[WHAT TO PRODUCE]
Hunt through the entries for the word "this" and copy each line in which it appears.

[EXERCISE MATERIALS]
+ + + + + + +

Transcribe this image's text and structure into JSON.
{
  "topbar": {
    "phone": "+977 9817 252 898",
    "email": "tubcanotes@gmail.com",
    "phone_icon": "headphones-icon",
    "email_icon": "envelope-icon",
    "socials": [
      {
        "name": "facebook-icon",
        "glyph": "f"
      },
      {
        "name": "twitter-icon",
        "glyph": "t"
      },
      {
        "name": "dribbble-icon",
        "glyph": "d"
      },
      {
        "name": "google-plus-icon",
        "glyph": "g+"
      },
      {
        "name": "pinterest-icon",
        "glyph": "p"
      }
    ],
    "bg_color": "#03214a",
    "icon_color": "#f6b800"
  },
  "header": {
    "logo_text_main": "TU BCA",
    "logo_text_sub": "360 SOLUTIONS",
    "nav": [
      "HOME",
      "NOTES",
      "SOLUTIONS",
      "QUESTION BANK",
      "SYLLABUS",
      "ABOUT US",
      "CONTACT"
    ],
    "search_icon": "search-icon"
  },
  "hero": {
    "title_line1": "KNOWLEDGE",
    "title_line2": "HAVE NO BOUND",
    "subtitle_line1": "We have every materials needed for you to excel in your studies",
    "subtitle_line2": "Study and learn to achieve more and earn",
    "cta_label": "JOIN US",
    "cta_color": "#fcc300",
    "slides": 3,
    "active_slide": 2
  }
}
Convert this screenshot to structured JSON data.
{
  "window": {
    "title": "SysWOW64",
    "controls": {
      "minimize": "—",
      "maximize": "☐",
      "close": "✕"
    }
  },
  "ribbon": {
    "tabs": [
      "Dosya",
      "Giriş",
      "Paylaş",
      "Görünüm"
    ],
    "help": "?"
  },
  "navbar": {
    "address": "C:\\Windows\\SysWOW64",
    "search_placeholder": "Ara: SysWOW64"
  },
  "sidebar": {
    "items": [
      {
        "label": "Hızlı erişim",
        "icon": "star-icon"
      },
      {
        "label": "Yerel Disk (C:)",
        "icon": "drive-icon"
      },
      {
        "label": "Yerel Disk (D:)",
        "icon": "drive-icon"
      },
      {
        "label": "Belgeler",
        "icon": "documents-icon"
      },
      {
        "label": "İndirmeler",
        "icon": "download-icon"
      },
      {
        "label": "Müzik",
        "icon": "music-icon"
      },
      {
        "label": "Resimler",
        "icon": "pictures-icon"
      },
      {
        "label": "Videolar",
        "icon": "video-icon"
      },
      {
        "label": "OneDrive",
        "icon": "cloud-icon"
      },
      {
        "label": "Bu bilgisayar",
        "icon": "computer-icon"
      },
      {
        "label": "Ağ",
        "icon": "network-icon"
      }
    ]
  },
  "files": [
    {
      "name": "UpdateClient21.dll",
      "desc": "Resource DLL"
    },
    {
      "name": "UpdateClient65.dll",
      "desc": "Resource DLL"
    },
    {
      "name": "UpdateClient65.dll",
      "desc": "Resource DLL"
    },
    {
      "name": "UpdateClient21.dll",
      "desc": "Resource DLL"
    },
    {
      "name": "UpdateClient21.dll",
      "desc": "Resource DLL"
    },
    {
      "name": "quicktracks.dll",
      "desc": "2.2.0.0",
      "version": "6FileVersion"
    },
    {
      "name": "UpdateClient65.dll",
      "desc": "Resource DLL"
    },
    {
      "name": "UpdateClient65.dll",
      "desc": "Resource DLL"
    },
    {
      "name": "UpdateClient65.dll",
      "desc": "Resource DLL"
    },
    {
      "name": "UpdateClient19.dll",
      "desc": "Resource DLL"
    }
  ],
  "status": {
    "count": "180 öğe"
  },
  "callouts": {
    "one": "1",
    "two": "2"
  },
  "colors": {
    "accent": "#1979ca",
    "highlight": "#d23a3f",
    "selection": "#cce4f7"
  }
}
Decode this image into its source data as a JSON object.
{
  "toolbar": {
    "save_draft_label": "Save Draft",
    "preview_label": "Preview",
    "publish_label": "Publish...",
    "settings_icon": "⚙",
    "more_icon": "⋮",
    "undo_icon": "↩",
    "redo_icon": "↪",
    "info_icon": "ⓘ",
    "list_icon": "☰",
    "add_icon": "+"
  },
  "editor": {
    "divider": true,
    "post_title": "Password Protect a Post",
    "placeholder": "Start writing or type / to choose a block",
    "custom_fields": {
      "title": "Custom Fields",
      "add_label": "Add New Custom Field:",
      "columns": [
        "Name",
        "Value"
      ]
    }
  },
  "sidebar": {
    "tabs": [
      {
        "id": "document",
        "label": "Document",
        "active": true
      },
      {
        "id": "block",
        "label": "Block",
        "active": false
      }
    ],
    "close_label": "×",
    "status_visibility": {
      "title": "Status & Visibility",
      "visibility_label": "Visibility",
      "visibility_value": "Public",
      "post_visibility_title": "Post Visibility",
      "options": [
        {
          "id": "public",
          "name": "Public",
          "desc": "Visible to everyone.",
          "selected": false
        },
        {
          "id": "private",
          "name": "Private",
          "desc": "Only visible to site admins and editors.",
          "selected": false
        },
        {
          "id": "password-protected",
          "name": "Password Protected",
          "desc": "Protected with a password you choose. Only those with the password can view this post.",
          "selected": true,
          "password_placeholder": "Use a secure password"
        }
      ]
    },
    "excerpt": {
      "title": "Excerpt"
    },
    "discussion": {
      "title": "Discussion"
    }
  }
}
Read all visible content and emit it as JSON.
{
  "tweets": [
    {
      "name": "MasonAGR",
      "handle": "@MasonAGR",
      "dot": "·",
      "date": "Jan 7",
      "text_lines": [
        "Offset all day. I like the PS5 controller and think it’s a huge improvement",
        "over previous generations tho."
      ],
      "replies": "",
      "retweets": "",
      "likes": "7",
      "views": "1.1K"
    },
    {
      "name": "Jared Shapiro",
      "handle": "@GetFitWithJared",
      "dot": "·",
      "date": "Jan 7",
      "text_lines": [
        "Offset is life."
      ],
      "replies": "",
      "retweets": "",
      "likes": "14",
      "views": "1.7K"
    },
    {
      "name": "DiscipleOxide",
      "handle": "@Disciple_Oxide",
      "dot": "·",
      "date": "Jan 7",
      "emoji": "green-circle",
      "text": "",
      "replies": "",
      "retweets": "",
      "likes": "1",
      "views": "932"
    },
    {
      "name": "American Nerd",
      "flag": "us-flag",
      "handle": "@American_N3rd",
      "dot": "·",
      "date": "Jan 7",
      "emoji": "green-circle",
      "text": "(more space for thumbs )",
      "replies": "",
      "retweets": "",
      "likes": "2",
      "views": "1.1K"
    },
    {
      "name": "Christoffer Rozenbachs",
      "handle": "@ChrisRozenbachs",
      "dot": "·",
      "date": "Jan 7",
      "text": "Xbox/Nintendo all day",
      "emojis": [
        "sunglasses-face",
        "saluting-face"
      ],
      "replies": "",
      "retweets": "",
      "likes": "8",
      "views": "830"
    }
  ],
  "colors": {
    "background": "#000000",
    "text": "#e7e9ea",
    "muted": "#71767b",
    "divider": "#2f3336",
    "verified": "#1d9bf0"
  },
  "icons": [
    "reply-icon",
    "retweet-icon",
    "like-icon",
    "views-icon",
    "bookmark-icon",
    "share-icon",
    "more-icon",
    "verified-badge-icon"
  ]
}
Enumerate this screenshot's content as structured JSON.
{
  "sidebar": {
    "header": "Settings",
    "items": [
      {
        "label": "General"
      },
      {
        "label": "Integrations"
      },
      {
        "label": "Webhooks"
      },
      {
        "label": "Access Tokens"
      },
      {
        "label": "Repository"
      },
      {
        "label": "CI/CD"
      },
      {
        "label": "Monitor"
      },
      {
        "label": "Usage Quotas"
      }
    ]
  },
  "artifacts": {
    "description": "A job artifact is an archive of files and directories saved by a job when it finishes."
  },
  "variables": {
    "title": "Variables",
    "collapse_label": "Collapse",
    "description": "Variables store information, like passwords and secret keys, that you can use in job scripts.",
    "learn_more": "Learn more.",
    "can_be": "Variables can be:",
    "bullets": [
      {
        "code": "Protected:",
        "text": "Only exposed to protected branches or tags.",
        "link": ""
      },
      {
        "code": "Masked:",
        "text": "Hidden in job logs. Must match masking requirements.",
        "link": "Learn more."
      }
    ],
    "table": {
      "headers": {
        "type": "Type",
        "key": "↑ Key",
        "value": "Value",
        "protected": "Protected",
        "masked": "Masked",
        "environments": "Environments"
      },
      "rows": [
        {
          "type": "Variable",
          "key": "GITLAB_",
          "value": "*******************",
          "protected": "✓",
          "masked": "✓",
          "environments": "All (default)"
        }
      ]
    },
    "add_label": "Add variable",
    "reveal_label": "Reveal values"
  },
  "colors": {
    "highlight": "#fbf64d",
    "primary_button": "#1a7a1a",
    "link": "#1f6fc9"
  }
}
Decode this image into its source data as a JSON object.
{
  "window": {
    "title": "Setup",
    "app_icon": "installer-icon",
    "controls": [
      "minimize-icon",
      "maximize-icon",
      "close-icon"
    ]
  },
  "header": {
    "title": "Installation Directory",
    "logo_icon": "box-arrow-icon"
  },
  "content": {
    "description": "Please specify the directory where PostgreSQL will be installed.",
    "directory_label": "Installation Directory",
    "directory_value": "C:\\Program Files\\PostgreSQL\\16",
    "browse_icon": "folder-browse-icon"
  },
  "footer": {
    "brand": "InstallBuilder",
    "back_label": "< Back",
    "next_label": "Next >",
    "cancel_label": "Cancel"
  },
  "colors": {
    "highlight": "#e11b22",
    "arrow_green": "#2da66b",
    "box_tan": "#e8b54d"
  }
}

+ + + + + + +

[WRITTEN RESPONSE]
Transcribe this image's text and structure into JSON.
Convert this screenshot to structured JSON data.
Decode this image into its source data as a JSON object.
          "desc": "Protected with a password you choose. Only those with the password can view this post.",
Enumerate this screenshot's content as structured JSON.
Decode this image into its source data as a JSON object.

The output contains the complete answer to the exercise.